With Net Neutrality hitting the front pages again, it’s a great time to go over the nuances of your Internet policy. Trust us – there are nuances. Let’s take the Comcast (XFINITY) policy, for example.
Comcast offers three major plans – its Terabyte Internet Usage Plan, the Unlimited Data plan, and a Flexible Data Option. According to the Comcast website, the Flexible Data Option is meant for people who use less than 5 GB per month. The Terabyte Internet Usage Plan is fairly straightforward about the amount of data it allows – 1 TB. (We say “fairly straightforward” because the site details limitations on this service as well, such as suspending it in Maine).
Exercising Semantics in the Comcast Unlimited Data Plan
First of all, you must understand that Comcast is playing with words from the very beginning. As a consumer, you probably assume that “unlimited data” means that you get premium service regardless of any data caps. However, Comcast defines “unlimited data” as simply providing the opportunity to you for unlimited data. The site says it all:
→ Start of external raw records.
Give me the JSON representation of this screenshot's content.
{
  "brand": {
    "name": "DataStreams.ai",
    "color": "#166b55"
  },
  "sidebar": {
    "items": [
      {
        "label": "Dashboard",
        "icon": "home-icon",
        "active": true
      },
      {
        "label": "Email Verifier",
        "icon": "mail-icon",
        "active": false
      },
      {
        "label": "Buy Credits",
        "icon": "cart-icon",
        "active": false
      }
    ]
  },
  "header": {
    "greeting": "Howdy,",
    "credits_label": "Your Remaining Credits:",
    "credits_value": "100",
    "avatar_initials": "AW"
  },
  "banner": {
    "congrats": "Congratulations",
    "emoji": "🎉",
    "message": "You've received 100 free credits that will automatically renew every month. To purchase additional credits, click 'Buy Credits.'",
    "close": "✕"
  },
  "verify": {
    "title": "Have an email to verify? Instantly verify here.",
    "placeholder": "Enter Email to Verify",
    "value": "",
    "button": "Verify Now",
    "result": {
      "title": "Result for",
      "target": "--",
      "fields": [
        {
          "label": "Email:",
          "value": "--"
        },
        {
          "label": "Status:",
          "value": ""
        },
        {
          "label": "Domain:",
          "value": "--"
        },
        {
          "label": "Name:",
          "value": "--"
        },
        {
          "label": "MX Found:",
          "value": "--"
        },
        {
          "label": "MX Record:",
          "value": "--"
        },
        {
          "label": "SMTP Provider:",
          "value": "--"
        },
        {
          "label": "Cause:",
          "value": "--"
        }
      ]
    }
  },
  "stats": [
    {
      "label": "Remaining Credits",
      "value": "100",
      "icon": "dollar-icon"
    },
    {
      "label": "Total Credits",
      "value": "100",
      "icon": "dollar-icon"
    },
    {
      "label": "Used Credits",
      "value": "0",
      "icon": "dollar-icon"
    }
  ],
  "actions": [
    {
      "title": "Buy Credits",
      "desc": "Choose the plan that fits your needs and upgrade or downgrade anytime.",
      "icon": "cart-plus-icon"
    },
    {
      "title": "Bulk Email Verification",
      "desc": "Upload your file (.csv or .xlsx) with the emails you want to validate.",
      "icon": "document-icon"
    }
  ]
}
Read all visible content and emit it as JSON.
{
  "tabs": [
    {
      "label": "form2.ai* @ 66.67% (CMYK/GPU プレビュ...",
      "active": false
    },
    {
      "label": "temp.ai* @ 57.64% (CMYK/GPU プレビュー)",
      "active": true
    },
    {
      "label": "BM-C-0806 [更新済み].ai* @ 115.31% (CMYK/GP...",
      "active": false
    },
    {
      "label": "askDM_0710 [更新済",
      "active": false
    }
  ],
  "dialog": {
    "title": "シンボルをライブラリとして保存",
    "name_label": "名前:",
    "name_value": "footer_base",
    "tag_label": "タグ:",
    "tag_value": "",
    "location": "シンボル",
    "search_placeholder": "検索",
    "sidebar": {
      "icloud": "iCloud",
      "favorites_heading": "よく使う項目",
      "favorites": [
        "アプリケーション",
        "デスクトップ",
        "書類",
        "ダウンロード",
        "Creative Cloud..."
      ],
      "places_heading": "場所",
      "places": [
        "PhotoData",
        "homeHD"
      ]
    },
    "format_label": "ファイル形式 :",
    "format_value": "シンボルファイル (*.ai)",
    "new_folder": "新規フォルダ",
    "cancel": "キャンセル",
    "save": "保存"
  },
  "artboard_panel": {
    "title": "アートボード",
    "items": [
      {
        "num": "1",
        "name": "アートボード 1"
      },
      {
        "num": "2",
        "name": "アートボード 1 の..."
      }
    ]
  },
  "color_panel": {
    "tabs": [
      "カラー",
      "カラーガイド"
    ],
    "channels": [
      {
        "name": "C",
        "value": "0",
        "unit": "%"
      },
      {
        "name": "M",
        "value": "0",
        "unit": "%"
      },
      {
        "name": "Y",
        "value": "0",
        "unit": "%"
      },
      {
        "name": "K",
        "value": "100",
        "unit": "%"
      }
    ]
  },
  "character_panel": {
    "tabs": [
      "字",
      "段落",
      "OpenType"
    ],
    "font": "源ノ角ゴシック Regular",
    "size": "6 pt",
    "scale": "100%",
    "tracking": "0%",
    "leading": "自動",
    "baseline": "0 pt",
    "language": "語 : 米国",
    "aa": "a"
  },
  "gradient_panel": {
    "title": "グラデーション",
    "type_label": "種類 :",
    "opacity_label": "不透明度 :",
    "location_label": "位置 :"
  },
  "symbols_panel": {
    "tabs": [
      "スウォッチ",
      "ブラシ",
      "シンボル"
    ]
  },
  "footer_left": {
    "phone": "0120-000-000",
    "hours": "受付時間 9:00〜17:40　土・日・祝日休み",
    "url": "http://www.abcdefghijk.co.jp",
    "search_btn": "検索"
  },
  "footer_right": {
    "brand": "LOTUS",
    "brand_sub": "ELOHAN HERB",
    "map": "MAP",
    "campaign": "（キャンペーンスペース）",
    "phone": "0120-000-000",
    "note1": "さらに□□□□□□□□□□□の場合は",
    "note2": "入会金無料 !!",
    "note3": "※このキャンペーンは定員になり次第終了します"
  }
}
“Your use of the XFINITY Internet service must be consistent with our Acceptable Use Policies for residential services and network management system.”
In short, Comcast retains the right to throttle an Unlimited Data plan for reasons listed in its Acceptable Use Policies. Arguably, the most flexible language is contained in the policy’s assertions users can’t infringe on the experience of other users. In most cases, neighbors may only affect each other’s experience through more use of data. The language that is actually used in the agreement is as follows:
“[No user may] restrict, inhibit, interfere with, or otherwise disrupt or cause a performance degradation, regardless of intent, purpose or knowledge, to the Service.”
While most of the media focused on the Terabyte program, Comcast has basically included language in its Agreements that allows it to throttle users who are on its Unlimited Data plan. Users are responsible for their “own compliance,” eliminating the ability of customers to blame service errors on a data spike.
Comcast also holds the right to suspend or “apply other interim measures” to accounts in violation of its policies. While it does not name throttling in its list of tactics, news sources have outed that the throttling tends to begin around 20 GB of usage. Throttling of cellular speeds happens if the user provides services to mobile devices through a home Internet plan.
Pay Attention to the Quality of Service you receive from your ISP
The FCC, which once chastised Comcast to open up its data spigot on behalf of peer to peer networking apps, now appears poised to help Comcast segment its users into more tiers than ever before.
Regardless of any company’s data caps and bandwidth policies, regularly check for throttling. One visit to our website will let you know your download and upload speeds – so if you have to call your ISP you can do so with the right information on hand. Check out our article on Spectrum’s data cap policies for information on another Internet provider.